There are three types of sleep apnea: central, obstructive, and complex. Central sleep apnea is rare and is usually a symptom of heart disease or stroke. Basically, your brain doesn’t send your breathing muscles the signals they need to keep inhaling and exhaling in a regular rhythm.

Obstructive apnea is the most common and occurs when the muscles in the back of your throat relax to such an extent that they partially or completely block your airway. If you have complex, or mixed, apnea, you suffer from both airway blockage and interruptions in brain signals.

Unfortunately, treating sleep apnea isn’t as simple as taking a pill. Still, there are several treatment options available. Once your doctor knows the cause and severity of your apnea, she’ll be able to recommend the best course of action to relieve your symptoms.

  • Underlying cause: If your sleep apnea is caused by a heart or neuromuscular disorder, such as congestive heart failure, treating that condition may reduce or eliminate your symptoms.

  • Lifestyle: Being overweight, smoking, and drinking alcohol are all lifestyle habits that increase sleep apnea symptoms. Loosing as little as 10 percent of your excess body weight can lessen the amount of times your sleep apnea causes you to stop breathing.

    Avoid alcohol or sedative drugs. These relax your throat muscles, increasing the likelihood that your airway will become blocked while you sleep. Smoking constricts airways, veins, arteries, and just about every other part of your body responsible for circulation and respiration. Sleep apnea suffers who stop smoking usually see a reduction in their breathing difficulties.

  • CPAP: Continuous Positive Airway Pressure (CPAP) is the most common treatment for sleep apnea. This treatment requires you wear a mask over your nose and mouth while you sleep. The mask is attached to a small machine that blows air into your nose and throat. The amount of air is just enough to keep your airway open; it shouldn’t keep you awake. Still, some people find the mask awkward and uncomfortable.

    There are several different CPAP masks.

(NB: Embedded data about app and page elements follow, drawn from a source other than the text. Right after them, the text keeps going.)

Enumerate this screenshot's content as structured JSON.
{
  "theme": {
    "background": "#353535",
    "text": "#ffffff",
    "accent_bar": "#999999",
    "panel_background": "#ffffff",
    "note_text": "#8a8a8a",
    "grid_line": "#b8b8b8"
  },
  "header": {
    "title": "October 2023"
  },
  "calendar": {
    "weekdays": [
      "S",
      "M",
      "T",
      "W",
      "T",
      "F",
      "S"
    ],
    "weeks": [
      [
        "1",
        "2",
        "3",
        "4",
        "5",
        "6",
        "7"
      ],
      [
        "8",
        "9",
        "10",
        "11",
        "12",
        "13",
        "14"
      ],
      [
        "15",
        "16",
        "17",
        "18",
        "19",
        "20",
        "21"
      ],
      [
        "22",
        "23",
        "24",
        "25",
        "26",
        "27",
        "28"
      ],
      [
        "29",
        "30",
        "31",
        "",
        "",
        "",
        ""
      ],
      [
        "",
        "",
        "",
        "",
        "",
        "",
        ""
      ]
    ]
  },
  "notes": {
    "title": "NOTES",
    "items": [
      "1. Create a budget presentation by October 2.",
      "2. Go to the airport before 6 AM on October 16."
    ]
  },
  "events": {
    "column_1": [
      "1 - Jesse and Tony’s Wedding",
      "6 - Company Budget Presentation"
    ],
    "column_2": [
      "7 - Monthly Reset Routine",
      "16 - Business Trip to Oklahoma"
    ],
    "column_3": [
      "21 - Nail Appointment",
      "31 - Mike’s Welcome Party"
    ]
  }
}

If the mask you’re using is uncomfortable. Tell your doctor so you can try another type.

  • BiPAP: Similar to CPAP machines, Bilevel Positive Airway Pressure (BiPAP) devices utilize a mask to deliver air through your nose and mouth. While CPAP machines release a continuous level of air pressure, BiPAP devices blow more air when you inhale and less when you exhale. You may find this customized amount of pressure is more comfortable.

  • Dental appliances: Although air pressure therapy is a more effective sleep apnea treatment, you may find you just can’t sleep comfortably with a mask on your face. If so, you may want to consider wearing a mouthpiece. Your dentist or orthodontist can provide you with a dental appliance that will keep your upper throat open by repositioning your tongue and pushing your jaw forward while you sleep.

    A dental appliance requires a custom fit to work properly. Once your mouthpiece is made, you’ll have to keep twice-yearly follow-up visits with your dentist to make sure the appliance still fits correctly.

  • Surgery: If your sleep apnea is severe and/or life threatening, you may need to undergo surgery to shrink or remove the extra tissue in the back of your throat that is blocking your airway. However, if there’s still obstructive tissue further down your throat, this type of surgery won’t cure your apnea.

    Another possible procedure involves moving your lower jaw bone forward so there’s more room for air to move through the back of your mouth.

    Trachestomy is a surgical treatment of last resort. During a trachestomy, a surgeon will cut a hole in the front of your neck and insert a metal or plastic tube through the opening. While you sleep, you’ll be able to breathe through the tube, bypassing the blockage in your throat. You’ll keep the tube covered when you’re awake.